There’s a reason I work with words rather than visual images, but I’d love to own Salvador Dali’s The Sacrament of the Last Supper. What it does with light is just stunning. If I did own it, I hope I’d do with it what collector Chester Dale did and give it immediately to the National Gallery so lots of people could see it.
What’s the biggest myth about writing/the creative process?
Inspiration. Writing is much more about preparation, application of butt to chair, and perspiration than the lightning bolt from the sky. I love a good lightning bolt, and it’s important to court the muses. But waiting for the God of Poetry to speak to you in a booming voice is to miss all the quiet ways the gods are speaking to us all the time. Pay attention, and keep your pen moving. The rest, including God, can take care of themselves.
Work I wish I’d created

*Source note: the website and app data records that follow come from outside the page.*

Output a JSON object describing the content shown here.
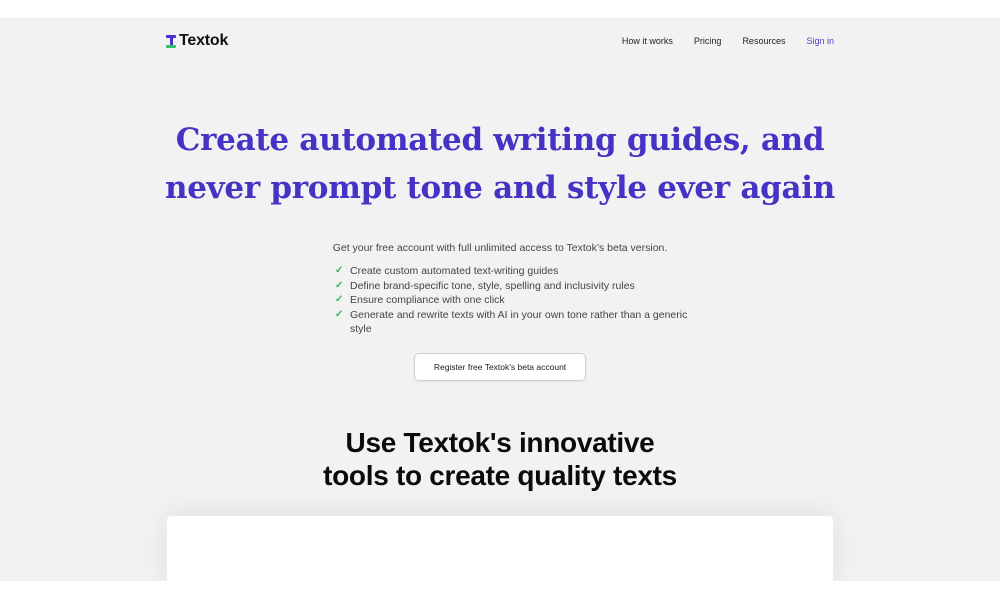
{
  "brand": {
    "name": "Textok",
    "logo_colors": {
      "primary": "#4433cc",
      "accent": "#2fc46b"
    }
  },
  "nav": {
    "items": [
      {
        "label": "How it works"
      },
      {
        "label": "Pricing"
      },
      {
        "label": "Resources"
      },
      {
        "label": "Sign in"
      }
    ]
  },
  "hero": {
    "title_line1": "Create automated writing guides, and",
    "title_line2": "never prompt tone and style ever again",
    "subtitle": "Get your free account with full unlimited access to Textok’s beta version.",
    "features": [
      "Create custom automated text-writing guides",
      "Define brand-specific tone, style, spelling and inclusivity rules",
      "Ensure compliance with one click",
      "Generate and rewrite texts with AI in your own tone rather than a generic style"
    ],
    "cta_label": "Register free Textok's beta account"
  },
  "section": {
    "title_line1": "Use Textok's innovative",
    "title_line2": "tools to create quality texts"
  },
  "colors": {
    "title": "#4433c4",
    "check": "#2fb85f",
    "link": "#4a3fc9",
    "background": "#f2f2f2"
  }
}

This could be a long list: Peeling, The Great Gatsby, A Clean Well-Lighted Place, As I Lay Dying, anything and everything by Shakespeare, Holy Sonnet 14 by John Donne – what a set of verbs! John Belluso’s Pyretown. Just about any painting by Riva Lehrer or Vermeer. Lots of great contemporary poems.
What do you wish you’d known when you were starting out?
I’m not sure I have much of an answer to this question. Everything. Nothing. I don’t think I was ready to know until I knew. That the principal joy is in the making. The importance of just writing, of putting pen to paper. And then doing it again.
What’s your greatest ambition?
To make things that are useful, that may help people feel and make sense of the world differently, better, that suggest language and categories to think with, ways of being and noticing and feeling and responding. I’d like to push the envelope, to expand the horizon a little bit. I want to change the world, that’s all. And have a damned good time in the process.
How do you tackle lack of confidence, doubt, insecurity?
W.S. Merwin has a wonderful poem about some of the things he learned from one of his teachers, the legendary John Berryman. The last two stanzas seem to particularly fit this question:
I had hardly begun to read
I asked how can you ever be sure
that what you write is really
any good at all and he said you can’t
you can’t you can never be sure
you die without knowing
whether anything you wrote was any good
if you have to be sure don’t write
In twenty or thirty or forty years, people will look back at us, shake their heads, and marvel at how misguided we were. Ten or twenty years after that, they’ll decide we did some good stuff after all. But whose work will make that future cut? [Big shrug.] If you have to be sure, don’t write.
I hope I have learned to be hip to my own shit. I hope I can take my work seriously without taking myself too seriously. If making stuff is fun, let’s just get out there and play, keep playing, anything written can be rewritten, anything you still hate a year later can be thrown away. Or burnt to make room for the new. Make it a goal to fill pages, not to write the World’s Greatest
Whatever. Just write. Posterity can take care of itself.
Single most important thing learned about creative life
Let the making of the work be your reward, take your joy there. That way you won’t be thrown by attention or its lack. If you’re in it for the fun of doing it, then the rest isn’t so important. One other thing: either be independently wealthy or be able to make a living. It’s good to be able to eat and pay the rent. And maybe put shoes on the kids from time to time.
Answer to the unasked question
Love – I think that’s the answer to the question not yet asked. Love doesn’t mean ignoring problems, making or accepting excuses. It means caring: caring enough to pay attention, enough to expend scarce cognitive and emotional resources, enough to observe and think and speak up. Caring enough to remember that everybody dies, that no one gets out of here alive. Caring enough to do something, no matter how small it might seem.
Further links to Jim Ferris:
https://en.wikipedia.org/wiki/Jim_Ferris http://www.poetryfoundation.org/poems-and-poets/poets/detail/jim-ferris https://www.youtube.com/watch?v=ZoWtNBf1wJI http://www.valpo.edu/vpr/kuppersreviewferris.html